Alex Hickson • 31.01.24 • 4 min read

Advanced manufacturing on the journey to Destination Zero

Alex Hickson, Head of Technology – Structures, Manufacturing & Materials shares how advanced manufacturing is at the heart of the technology journey to Net Zero 2050.

World-class manufacturing capability powered by unique collaborations between organisations large and small will accelerate the development and adoption of ultra-efficient and zero-carbon aircraft technologies on our journey to Destination Zero.

Manufacturing techniques in use today are creating step changes in capabilities and outputs driving efficiencies that meet the demand of today’s aircraft orders while readying the sector for the next generation of aircraft.

One such example is CloudNC, a growing start-up, bringing innovation to the sector through the optimisation of high-speed metal cutting using machine learning and artificial intelligence. By automating aspects of the Computer Numerical Control (CNC) manufacturing of aircraft parts, ARRP, an ATI-supported project, is accelerating production and reducing material and energy consumption.

Working in partnership with GKN Aerospace in Filton combines the agile and advanced technology capabilities of a small and medium sized enterprise (SME) with an experienced tier one. The project is part of GKN Aerospace’s approach to pushing the boundaries of metal cutting productivity through R&D with a leading supply chain organisation delivering flying components to customers today to increase UK competitiveness.

Projects funded through the ATI Strategic Programme are enabling disruptive technology development, advanced manufacturing methods, next generation materials and whole lifecycle efficiency.

These form a key part of the government’s Advanced Manufacturing Plan published in November 2023, which sets out an ambition for the UK to be the best place to start and grow a manufacturing business. The £975m of funding for the ATI Programme between 2026 and 2030 announced at the same time will support the ATI in delivering against these ambitions. This vital boost will support UK competitiveness in a global market, attract further inward investment, and grow manufacturing clusters across the country.

The long-term view this brings will enable organisations to develop and demonstrate capabilities together, building confidence of OEMs in their ability to deliver radically different manufacturing technologies, to quality, cost and rate, proving themselves well positioned to win workshare on future programmes.

To be both competitive and become more sustainable, aerospace organisations are working to maximise raw material utilisation and reduce waste, while minimising energy usage and emissions associated with manufacturing.

The government’s manufacturing plan will build from our existing strengths ensuring the UK continues to lead in the development and deployment of clean and digital technologies while building supply chain resilience.

SMEs play a key part in both developing innovative technology solutions the end customers seek and playing a key role in the breadth and depth of supply chain. This ensures the delivery a diverse array of high value components and technologies needed to deliver production flying aircraft.

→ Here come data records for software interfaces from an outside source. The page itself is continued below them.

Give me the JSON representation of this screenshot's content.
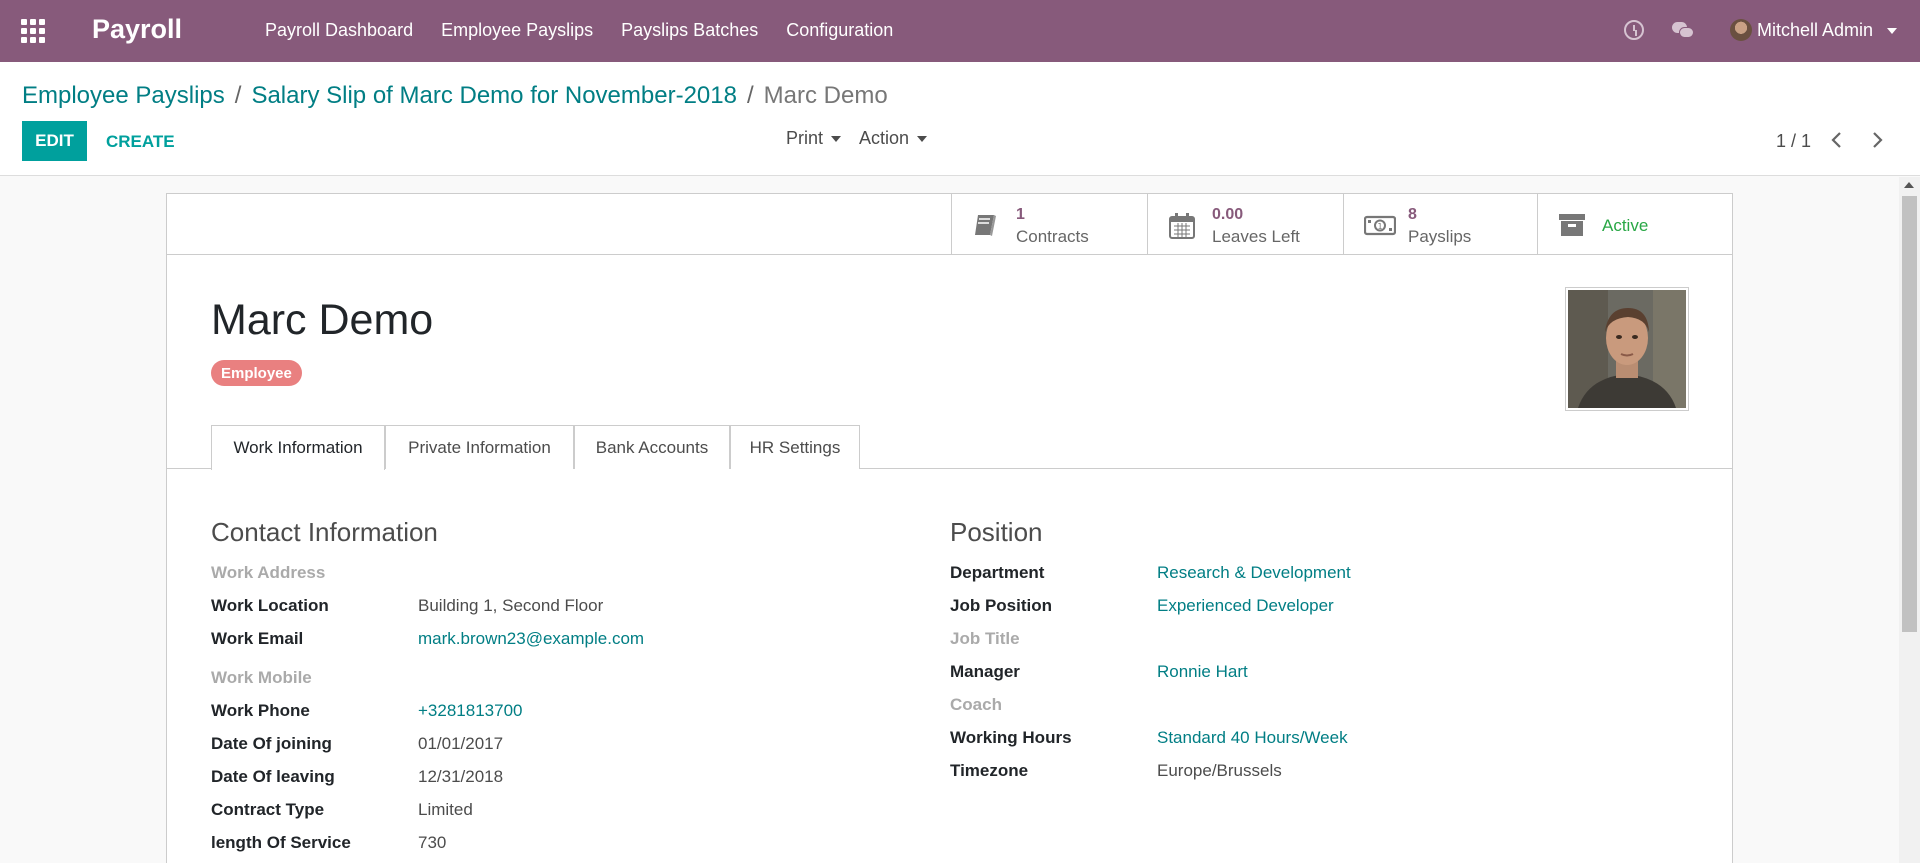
{
  "app": {
    "title": "Payroll"
  },
  "menu": [
    {
      "label": "Payroll Dashboard"
    },
    {
      "label": "Employee Payslips"
    },
    {
      "label": "Payslips Batches"
    },
    {
      "label": "Configuration"
    }
  ],
  "user": {
    "name": "Mitchell Admin"
  },
  "breadcrumb": {
    "item1": "Employee Payslips",
    "item2": "Salary Slip of Marc Demo for November-2018",
    "current": "Marc Demo",
    "separator": "/"
  },
  "toolbar": {
    "edit_label": "EDIT",
    "create_label": "CREATE",
    "print_label": "Print",
    "action_label": "Action"
  },
  "pager": {
    "value": "1 / 1"
  },
  "stat_buttons": {
    "contracts": {
      "value": "1",
      "label": "Contracts"
    },
    "leaves": {
      "value": "0.00",
      "label": "Leaves Left"
    },
    "payslips": {
      "value": "8",
      "label": "Payslips"
    },
    "active": {
      "label": "Active"
    }
  },
  "employee": {
    "name": "Marc Demo",
    "tag": "Employee"
  },
  "tabs": [
    {
      "label": "Work Information"
    },
    {
      "label": "Private Information"
    },
    {
      "label": "Bank Accounts"
    },
    {
      "label": "HR Settings"
    }
  ],
  "contact": {
    "title": "Contact Information",
    "work_address_label": "Work Address",
    "work_location_label": "Work Location",
    "work_location_value": "Building 1, Second Floor",
    "work_email_label": "Work Email",
    "work_email_value": "mark.brown23@example.com",
    "work_mobile_label": "Work Mobile",
    "work_phone_label": "Work Phone",
    "work_phone_value": "+3281813700",
    "date_joining_label": "Date Of joining",
    "date_joining_value": "01/01/2017",
    "date_leaving_label": "Date Of leaving",
    "date_leaving_value": "12/31/2018",
    "contract_type_label": "Contract Type",
    "contract_type_value": "Limited",
    "length_service_label": "length Of Service",
    "length_service_value": "730"
  },
  "position": {
    "title": "Position",
    "department_label": "Department",
    "department_value": "Research & Development",
    "job_position_label": "Job Position",
    "job_position_value": "Experienced Developer",
    "job_title_label": "Job Title",
    "manager_label": "Manager",
    "manager_value": "Ronnie Hart",
    "coach_label": "Coach",
    "working_hours_label": "Working Hours",
    "working_hours_value": "Standard 40 Hours/Week",
    "timezone_label": "Timezone",
    "timezone_value": "Europe/Brussels"
  },
  "colors": {
    "navbar": "#875a7b",
    "accent": "#00a09d",
    "link": "#017e84",
    "tag": "#e98080",
    "active": "#28a745"
  }
}
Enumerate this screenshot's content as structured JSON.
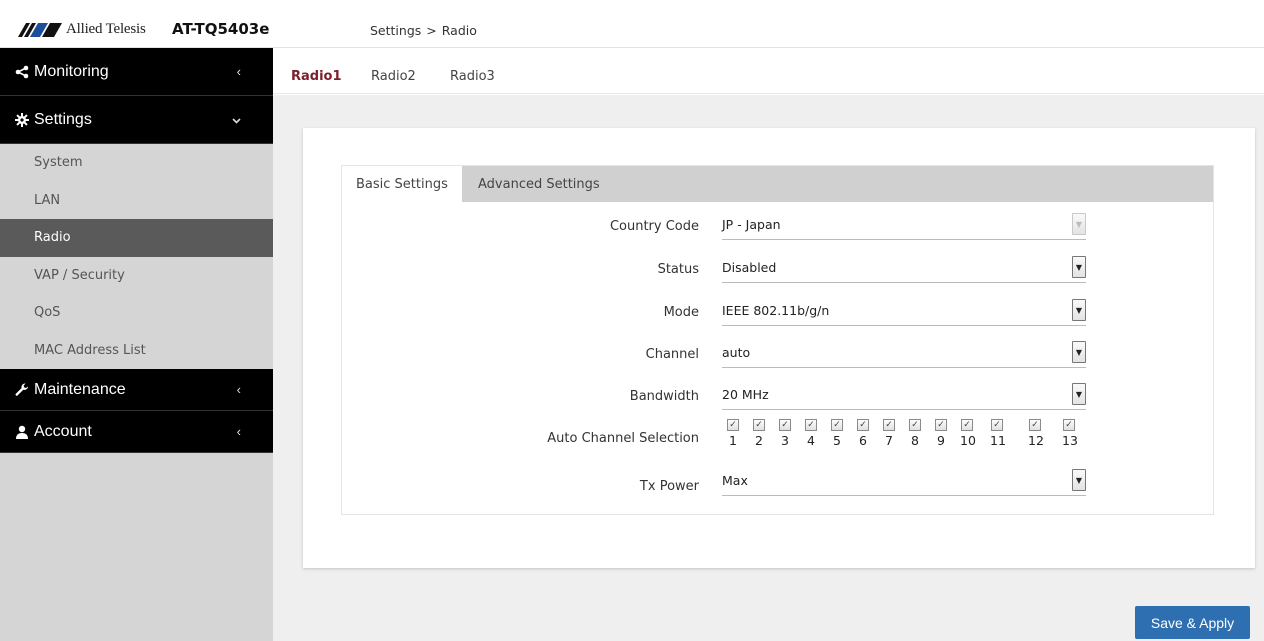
{
  "header": {
    "brand": "Allied Telesis",
    "product": "AT-TQ5403e",
    "breadcrumb": [
      "Settings",
      ">",
      "Radio"
    ]
  },
  "sidebar": {
    "groups": [
      {
        "label": "Monitoring",
        "icon": "share-icon",
        "chevron": "‹"
      },
      {
        "label": "Settings",
        "icon": "gear-icon",
        "chevron": "⌄"
      },
      {
        "label": "Maintenance",
        "icon": "wrench-icon",
        "chevron": "‹"
      },
      {
        "label": "Account",
        "icon": "user-icon",
        "chevron": "‹"
      }
    ],
    "settings_items": [
      {
        "label": "System"
      },
      {
        "label": "LAN"
      },
      {
        "label": "Radio",
        "active": true
      },
      {
        "label": "VAP / Security"
      },
      {
        "label": "QoS"
      },
      {
        "label": "MAC Address List"
      }
    ]
  },
  "tabs": [
    {
      "label": "Radio1",
      "active": true
    },
    {
      "label": "Radio2"
    },
    {
      "label": "Radio3"
    }
  ],
  "inner_tabs": [
    {
      "label": "Basic Settings",
      "active": true
    },
    {
      "label": "Advanced Settings"
    }
  ],
  "form": {
    "country_code": {
      "label": "Country Code",
      "value": "JP - Japan",
      "disabled": true
    },
    "status": {
      "label": "Status",
      "value": "Disabled"
    },
    "mode": {
      "label": "Mode",
      "value": "IEEE 802.11b/g/n"
    },
    "channel": {
      "label": "Channel",
      "value": "auto"
    },
    "bandwidth": {
      "label": "Bandwidth",
      "value": "20 MHz"
    },
    "auto_channel": {
      "label": "Auto Channel Selection",
      "channels": [
        "1",
        "2",
        "3",
        "4",
        "5",
        "6",
        "7",
        "8",
        "9",
        "10",
        "11",
        "12",
        "13"
      ],
      "checked": [
        true,
        true,
        true,
        true,
        true,
        true,
        true,
        true,
        true,
        true,
        true,
        true,
        true
      ]
    },
    "tx_power": {
      "label": "Tx Power",
      "value": "Max"
    }
  },
  "actions": {
    "save_label": "Save & Apply"
  },
  "colors": {
    "sidebar_bg": "#000000",
    "active_tab": "#7a1f2b",
    "save_button": "#2d6fb0"
  }
}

To support these organisations across the UK, the ATI is introducing the SME Programme offering grants of up to £1.5m to projects lasting 12 to 36 months. Support for applicants is available through the ATI Hub including Tech Clinics. This support will link applicants with potential end customers or partners where needed and help navigate the sector and technology development planning to be ready to apply into the funding programmes.

The SME Programme is now open to draft Outline Stage applications, and applicants can view the launch webinar on the ATI YouTube channel. To discover more including further events from the ATI Hub, visit